More and more users and observers have come to agree that "Made-in-China" is now more about high technology and quality and less about large quantity at low prices.
FROM "MADE IN CHINA" TO "CREATED IN CHINA"
In many countries, including the Czech Republic, "Made-in-China" once meant cheap commodities. Nowadays, this impression has begun to change.
With China-Czech trade on the rise, more Chinese high-tech products are entering the Czech market, noted Cheng Yongru, commercial counselor of the Chinese embassy in the central European country.
Those Chinese products once peddled with low prices now have been replaced by quality ones, Cheng added.
In the Czech Republic, as well as across Europe, Chinese telecommunications, electronic and mechanical equipment companies are gaining a larger market share.

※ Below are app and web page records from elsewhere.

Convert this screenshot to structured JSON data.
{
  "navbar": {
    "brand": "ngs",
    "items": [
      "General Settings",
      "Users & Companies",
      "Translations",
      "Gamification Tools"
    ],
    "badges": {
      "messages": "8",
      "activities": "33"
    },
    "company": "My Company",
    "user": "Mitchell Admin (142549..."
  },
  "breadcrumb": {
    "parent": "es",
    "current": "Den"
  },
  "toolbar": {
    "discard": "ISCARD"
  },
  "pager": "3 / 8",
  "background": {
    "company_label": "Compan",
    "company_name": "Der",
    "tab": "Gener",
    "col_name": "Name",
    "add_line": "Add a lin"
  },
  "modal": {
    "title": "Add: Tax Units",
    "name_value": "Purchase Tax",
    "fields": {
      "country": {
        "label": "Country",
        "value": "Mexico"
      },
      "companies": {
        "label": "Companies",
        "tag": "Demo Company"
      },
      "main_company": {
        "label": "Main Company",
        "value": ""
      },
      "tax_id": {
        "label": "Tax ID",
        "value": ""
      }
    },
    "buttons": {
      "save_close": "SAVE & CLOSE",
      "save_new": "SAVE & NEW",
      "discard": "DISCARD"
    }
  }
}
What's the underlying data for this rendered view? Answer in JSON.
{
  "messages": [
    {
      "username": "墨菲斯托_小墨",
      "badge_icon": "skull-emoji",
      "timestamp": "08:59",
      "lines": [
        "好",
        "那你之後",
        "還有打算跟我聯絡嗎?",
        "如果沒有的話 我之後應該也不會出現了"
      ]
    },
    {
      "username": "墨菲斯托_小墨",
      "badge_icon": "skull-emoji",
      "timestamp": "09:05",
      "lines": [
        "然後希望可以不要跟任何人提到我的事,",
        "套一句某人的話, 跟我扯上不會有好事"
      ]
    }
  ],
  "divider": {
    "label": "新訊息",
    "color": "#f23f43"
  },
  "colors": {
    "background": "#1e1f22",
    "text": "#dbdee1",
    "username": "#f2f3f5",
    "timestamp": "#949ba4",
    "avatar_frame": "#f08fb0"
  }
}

For example, the share of Chinese tech giant Huawei in the Czech smartphone market has exceeded 24 percent, ranking third after Apple and Samsung.
As a matter of fact, Huawei already became the world's third-largest smartphone brand in 2015, with a shipment of 108 million devices.
Huawei's fast growth stems from its long-term investments in research and development (R&D).
The company invested 38 billion U.S. dollars in R&D in the last 10 years, Richard Yu, head of Huawei's Consumer Business Group, told Xinhua during the Consumer Electronics Show held last month in the U.S. city of Las Vegas.
In 2015 alone, Huawei spent 9.2 billion dollars on R&D, making it a larger investor in R&D than Apple and Cisco and the ninth largest among all its peers across the world, added Yu.
As of June 2015, Huawei had submitted more than 76,000 patent applications in China, the United States and Europe.
According to a report published by the World Intellectual Property Organization (WIPO) last November, China surpassed the United States, Japan and South Korea to rank top in the world for patent applications, receiving over 1 million applications in 2015.
Last August, China also joined the ranks of the world's top 25 innovative economies in the Global Innovation Index released by Cornell University, international graduate university INSEAD, and the WIPO.
"This is in keeping with all the developments that we have seen in China in recent years, including the use of innovation as a major component in the transition of the Chinese economy from 'made in China' to 'created in China,'" said Francis Gurry, director general of the WIPO.